DATA UNDER STUDY START

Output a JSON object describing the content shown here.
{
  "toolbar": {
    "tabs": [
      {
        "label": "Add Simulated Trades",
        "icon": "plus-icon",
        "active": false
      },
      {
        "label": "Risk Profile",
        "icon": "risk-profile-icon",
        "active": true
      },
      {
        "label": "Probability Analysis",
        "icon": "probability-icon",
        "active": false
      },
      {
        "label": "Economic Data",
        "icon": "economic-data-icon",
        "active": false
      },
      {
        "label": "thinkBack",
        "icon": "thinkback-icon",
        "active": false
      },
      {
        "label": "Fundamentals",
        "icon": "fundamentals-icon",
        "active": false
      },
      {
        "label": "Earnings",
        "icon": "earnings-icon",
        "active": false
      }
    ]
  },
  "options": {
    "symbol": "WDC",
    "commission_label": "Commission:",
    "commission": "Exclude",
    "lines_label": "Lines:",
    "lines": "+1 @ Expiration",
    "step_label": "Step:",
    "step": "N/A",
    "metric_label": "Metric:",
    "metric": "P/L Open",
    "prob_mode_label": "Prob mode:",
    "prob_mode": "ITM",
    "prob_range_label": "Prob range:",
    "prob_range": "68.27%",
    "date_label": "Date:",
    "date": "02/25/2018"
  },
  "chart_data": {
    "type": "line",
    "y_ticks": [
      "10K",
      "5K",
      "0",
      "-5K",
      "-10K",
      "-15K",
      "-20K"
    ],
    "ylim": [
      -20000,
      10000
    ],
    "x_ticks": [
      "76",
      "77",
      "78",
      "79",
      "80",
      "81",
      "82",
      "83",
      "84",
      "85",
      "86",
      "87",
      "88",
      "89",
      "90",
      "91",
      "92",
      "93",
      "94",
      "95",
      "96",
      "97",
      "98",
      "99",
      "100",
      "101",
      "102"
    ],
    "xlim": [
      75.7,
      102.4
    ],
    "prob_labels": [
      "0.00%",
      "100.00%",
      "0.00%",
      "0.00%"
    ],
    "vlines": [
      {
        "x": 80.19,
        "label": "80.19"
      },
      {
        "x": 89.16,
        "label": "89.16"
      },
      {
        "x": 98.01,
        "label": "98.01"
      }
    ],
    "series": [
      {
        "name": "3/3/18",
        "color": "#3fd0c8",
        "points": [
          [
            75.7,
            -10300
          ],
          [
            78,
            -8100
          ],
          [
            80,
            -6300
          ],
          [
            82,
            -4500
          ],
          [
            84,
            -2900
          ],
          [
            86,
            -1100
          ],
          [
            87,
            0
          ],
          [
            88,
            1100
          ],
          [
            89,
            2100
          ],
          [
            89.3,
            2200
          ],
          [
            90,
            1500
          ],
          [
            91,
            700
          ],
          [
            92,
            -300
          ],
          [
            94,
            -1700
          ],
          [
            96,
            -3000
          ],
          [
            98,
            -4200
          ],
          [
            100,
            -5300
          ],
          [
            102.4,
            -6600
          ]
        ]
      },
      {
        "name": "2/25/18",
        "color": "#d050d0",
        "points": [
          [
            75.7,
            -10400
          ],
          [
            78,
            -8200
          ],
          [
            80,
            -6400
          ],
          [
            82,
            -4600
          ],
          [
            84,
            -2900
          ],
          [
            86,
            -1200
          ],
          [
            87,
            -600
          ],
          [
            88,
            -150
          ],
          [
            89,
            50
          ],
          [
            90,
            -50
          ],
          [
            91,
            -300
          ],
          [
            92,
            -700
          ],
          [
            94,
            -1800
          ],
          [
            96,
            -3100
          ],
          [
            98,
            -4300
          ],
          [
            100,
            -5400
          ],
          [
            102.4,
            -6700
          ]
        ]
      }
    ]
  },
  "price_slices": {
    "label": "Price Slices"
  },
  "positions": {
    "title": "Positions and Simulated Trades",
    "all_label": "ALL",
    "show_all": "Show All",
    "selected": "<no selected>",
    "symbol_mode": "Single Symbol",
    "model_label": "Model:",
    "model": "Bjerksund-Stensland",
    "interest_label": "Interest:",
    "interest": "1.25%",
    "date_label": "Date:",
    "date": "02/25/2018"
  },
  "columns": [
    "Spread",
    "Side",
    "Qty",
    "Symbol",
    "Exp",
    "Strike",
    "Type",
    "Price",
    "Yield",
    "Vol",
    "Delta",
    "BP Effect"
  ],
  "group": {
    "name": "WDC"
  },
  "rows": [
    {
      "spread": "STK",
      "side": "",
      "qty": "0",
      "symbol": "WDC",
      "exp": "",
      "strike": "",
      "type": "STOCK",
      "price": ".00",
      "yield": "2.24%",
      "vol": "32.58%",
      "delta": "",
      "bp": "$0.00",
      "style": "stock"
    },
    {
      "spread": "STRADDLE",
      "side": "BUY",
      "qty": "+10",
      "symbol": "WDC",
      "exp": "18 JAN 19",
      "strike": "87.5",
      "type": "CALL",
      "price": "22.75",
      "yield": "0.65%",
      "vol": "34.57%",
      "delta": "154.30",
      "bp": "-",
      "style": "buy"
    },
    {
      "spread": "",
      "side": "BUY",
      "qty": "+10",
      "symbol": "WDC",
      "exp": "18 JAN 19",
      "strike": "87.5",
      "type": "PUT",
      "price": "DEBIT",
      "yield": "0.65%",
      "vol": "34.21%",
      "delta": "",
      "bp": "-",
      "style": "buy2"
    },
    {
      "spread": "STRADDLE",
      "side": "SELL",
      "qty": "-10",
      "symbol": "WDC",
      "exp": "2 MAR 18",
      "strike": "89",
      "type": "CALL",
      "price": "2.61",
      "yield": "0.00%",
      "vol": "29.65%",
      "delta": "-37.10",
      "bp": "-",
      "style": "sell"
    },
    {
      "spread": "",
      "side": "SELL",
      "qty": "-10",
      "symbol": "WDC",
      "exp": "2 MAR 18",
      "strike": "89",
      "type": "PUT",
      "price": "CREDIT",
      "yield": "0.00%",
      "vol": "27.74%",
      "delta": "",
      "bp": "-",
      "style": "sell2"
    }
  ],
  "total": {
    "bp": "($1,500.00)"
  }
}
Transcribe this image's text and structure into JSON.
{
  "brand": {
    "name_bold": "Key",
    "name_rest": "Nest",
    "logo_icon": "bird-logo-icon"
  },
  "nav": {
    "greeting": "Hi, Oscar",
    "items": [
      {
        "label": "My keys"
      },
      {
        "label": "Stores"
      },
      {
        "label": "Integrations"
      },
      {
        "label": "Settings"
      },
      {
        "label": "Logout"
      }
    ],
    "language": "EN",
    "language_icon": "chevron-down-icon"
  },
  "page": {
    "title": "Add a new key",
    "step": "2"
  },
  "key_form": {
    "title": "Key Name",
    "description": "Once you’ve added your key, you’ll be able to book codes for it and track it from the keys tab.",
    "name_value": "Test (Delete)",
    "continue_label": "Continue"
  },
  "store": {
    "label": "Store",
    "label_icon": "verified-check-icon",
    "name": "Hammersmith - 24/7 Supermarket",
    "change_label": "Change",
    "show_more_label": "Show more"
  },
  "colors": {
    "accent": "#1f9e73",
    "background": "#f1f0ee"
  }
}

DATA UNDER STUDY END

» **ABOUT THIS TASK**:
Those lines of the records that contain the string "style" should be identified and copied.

» **RESULT OF THE TASK**:
      "style": "stock"
      "style": "buy"
      "style": "buy2"
      "style": "sell"
      "style": "sell2"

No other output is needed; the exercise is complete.